Items from a data source>
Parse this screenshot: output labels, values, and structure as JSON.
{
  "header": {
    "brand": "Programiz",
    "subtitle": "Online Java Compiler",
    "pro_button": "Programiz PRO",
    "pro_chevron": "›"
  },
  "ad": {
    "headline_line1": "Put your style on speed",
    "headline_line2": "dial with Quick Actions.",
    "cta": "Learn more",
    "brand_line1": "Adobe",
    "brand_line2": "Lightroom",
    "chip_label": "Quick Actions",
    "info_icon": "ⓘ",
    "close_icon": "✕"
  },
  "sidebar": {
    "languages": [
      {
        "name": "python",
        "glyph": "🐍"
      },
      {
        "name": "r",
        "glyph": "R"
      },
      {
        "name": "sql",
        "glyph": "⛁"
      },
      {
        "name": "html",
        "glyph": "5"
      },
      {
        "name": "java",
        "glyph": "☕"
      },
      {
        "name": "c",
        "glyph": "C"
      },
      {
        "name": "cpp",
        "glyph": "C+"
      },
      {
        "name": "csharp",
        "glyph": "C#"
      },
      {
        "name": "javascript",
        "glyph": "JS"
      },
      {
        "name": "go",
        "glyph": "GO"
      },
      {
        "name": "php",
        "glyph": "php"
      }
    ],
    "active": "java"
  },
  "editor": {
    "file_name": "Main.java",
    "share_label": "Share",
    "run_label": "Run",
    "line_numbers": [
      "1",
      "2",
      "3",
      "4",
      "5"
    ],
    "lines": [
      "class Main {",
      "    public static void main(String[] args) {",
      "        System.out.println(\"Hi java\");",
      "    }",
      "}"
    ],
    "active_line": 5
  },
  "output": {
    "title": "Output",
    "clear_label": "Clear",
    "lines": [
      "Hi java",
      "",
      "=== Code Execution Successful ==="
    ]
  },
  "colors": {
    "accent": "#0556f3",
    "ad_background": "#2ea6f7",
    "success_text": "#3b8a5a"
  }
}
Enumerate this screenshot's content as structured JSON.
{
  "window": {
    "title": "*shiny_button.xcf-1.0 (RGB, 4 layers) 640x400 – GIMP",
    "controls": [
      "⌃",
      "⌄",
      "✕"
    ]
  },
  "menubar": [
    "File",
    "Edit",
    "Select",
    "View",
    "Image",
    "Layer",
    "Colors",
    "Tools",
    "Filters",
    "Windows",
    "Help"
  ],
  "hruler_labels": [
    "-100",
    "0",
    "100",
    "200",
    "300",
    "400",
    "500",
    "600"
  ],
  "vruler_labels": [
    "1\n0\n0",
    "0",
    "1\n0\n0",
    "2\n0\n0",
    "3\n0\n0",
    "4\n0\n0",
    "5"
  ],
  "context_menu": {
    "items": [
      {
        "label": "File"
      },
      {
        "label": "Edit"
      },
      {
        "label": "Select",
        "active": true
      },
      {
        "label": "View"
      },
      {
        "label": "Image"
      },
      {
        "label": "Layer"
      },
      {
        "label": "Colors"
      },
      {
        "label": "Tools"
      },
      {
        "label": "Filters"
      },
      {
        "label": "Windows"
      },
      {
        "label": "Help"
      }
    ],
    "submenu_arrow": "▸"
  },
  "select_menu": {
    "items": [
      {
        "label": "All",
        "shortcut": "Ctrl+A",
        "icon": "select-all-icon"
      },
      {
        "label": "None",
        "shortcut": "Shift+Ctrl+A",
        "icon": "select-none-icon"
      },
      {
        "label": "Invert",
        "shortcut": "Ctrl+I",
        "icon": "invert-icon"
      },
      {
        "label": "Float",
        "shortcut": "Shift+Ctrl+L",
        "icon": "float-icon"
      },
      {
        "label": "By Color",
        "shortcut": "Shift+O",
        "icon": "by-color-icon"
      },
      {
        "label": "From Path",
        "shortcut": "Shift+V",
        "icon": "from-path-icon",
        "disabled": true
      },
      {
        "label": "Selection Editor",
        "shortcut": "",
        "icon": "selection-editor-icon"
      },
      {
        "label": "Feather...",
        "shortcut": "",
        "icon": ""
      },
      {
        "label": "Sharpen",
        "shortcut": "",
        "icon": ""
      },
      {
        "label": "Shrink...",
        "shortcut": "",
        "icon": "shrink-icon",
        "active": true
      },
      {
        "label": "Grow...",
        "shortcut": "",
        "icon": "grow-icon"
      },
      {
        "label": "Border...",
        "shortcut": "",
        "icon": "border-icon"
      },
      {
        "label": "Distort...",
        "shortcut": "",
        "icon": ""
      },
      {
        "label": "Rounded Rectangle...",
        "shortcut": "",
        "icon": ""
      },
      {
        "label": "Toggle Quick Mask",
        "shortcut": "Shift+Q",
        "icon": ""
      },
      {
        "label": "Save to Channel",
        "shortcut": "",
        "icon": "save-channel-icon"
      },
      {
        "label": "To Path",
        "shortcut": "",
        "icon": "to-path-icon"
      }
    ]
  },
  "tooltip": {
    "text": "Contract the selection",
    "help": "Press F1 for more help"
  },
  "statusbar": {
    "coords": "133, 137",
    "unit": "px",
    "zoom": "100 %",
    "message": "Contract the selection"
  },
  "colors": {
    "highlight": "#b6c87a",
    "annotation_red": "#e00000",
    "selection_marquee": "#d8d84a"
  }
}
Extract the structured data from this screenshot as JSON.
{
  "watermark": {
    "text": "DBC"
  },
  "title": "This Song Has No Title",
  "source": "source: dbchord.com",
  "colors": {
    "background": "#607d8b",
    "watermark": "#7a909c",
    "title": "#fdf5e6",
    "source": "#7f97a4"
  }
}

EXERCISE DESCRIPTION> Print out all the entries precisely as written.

YOUR SOLUTION>
Parse this screenshot: output labels, values, and structure as JSON.
{
  "header": {
    "brand": "Programiz",
    "subtitle": "Online Java Compiler",
    "pro_button": "Programiz PRO",
    "pro_chevron": "›"
  },
  "ad": {
    "headline_line1": "Put your style on speed",
    "headline_line2": "dial with Quick Actions.",
    "cta": "Learn more",
    "brand_line1": "Adobe",
    "brand_line2": "Lightroom",
    "chip_label": "Quick Actions",
    "info_icon": "ⓘ",
    "close_icon": "✕"
  },
  "sidebar": {
    "languages": [
      {
        "name": "python",
        "glyph": "🐍"
      },
      {
        "name": "r",
        "glyph": "R"
      },
      {
        "name": "sql",
        "glyph": "⛁"
      },
      {
        "name": "html",
        "glyph": "5"
      },
      {
        "name": "java",
        "glyph": "☕"
      },
      {
        "name": "c",
        "glyph": "C"
      },
      {
        "name": "cpp",
        "glyph": "C+"
      },
      {
        "name": "csharp",
        "glyph": "C#"
      },
      {
        "name": "javascript",
        "glyph": "JS"
      },
      {
        "name": "go",
        "glyph": "GO"
      },
      {
        "name": "php",
        "glyph": "php"
      }
    ],
    "active": "java"
  },
  "editor": {
    "file_name": "Main.java",
    "share_label": "Share",
    "run_label": "Run",
    "line_numbers": [
      "1",
      "2",
      "3",
      "4",
      "5"
    ],
    "lines": [
      "class Main {",
      "    public static void main(String[] args) {",
      "        System.out.println(\"Hi java\");",
      "    }",
      "}"
    ],
    "active_line": 5
  },
  "output": {
    "title": "Output",
    "clear_label": "Clear",
    "lines": [
      "Hi java",
      "",
      "=== Code Execution Successful ==="
    ]
  },
  "colors": {
    "accent": "#0556f3",
    "ad_background": "#2ea6f7",
    "success_text": "#3b8a5a"
  }
}
Enumerate this screenshot's content as structured JSON.
{
  "window": {
    "title": "*shiny_button.xcf-1.0 (RGB, 4 layers) 640x400 – GIMP",
    "controls": [
      "⌃",
      "⌄",
      "✕"
    ]
  },
  "menubar": [
    "File",
    "Edit",
    "Select",
    "View",
    "Image",
    "Layer",
    "Colors",
    "Tools",
    "Filters",
    "Windows",
    "Help"
  ],
  "hruler_labels": [
    "-100",
    "0",
    "100",
    "200",
    "300",
    "400",
    "500",
    "600"
  ],
  "vruler_labels": [
    "1\n0\n0",
    "0",
    "1\n0\n0",
    "2\n0\n0",
    "3\n0\n0",
    "4\n0\n0",
    "5"
  ],
  "context_menu": {
    "items": [
      {
        "label": "File"
      },
      {
        "label": "Edit"
      },
      {
        "label": "Select",
        "active": true
      },
      {
        "label": "View"
      },
      {
        "label": "Image"
      },
      {
        "label": "Layer"
      },
      {
        "label": "Colors"
      },
      {
        "label": "Tools"
      },
      {
        "label": "Filters"
      },
      {
        "label": "Windows"
      },
      {
        "label": "Help"
      }
    ],
    "submenu_arrow": "▸"
  },
  "select_menu": {
    "items": [
      {
        "label": "All",
        "shortcut": "Ctrl+A",
        "icon": "select-all-icon"
      },
      {
        "label": "None",
        "shortcut": "Shift+Ctrl+A",
        "icon": "select-none-icon"
      },
      {
        "label": "Invert",
        "shortcut": "Ctrl+I",
        "icon": "invert-icon"
      },
      {
        "label": "Float",
        "shortcut": "Shift+Ctrl+L",
        "icon": "float-icon"
      },
      {
        "label": "By Color",
        "shortcut": "Shift+O",
        "icon": "by-color-icon"
      },
      {
        "label": "From Path",
        "shortcut": "Shift+V",
        "icon": "from-path-icon",
        "disabled": true
      },
      {
        "label": "Selection Editor",
        "shortcut": "",
        "icon": "selection-editor-icon"
      },
      {
        "label": "Feather...",
        "shortcut": "",
        "icon": ""
      },
      {
        "label": "Sharpen",
        "shortcut": "",
        "icon": ""
      },
      {
        "label": "Shrink...",
        "shortcut": "",
        "icon": "shrink-icon",
        "active": true
      },
      {
        "label": "Grow...",
        "shortcut": "",
        "icon": "grow-icon"
      },
      {
        "label": "Border...",
        "shortcut": "",
        "icon": "border-icon"
      },
      {
        "label": "Distort...",
        "shortcut": "",
        "icon": ""
      },
      {
        "label": "Rounded Rectangle...",
        "shortcut": "",
        "icon": ""
      },
      {
        "label": "Toggle Quick Mask",
        "shortcut": "Shift+Q",
        "icon": ""
      },
      {
        "label": "Save to Channel",
        "shortcut": "",
        "icon": "save-channel-icon"
      },
      {
        "label": "To Path",
        "shortcut": "",
        "icon": "to-path-icon"
      }
    ]
  },
  "tooltip": {
    "text": "Contract the selection",
    "help": "Press F1 for more help"
  },
  "statusbar": {
    "coords": "133, 137",
    "unit": "px",
    "zoom": "100 %",
    "message": "Contract the selection"
  },
  "colors": {
    "highlight": "#b6c87a",
    "annotation_red": "#e00000",
    "selection_marquee": "#d8d84a"
  }
}
Extract the structured data from this screenshot as JSON.
{
  "watermark": {
    "text": "DBC"
  },
  "title": "This Song Has No Title",
  "source": "source: dbchord.com",
  "colors": {
    "background": "#607d8b",
    "watermark": "#7a909c",
    "title": "#fdf5e6",
    "source": "#7f97a4"
  }
}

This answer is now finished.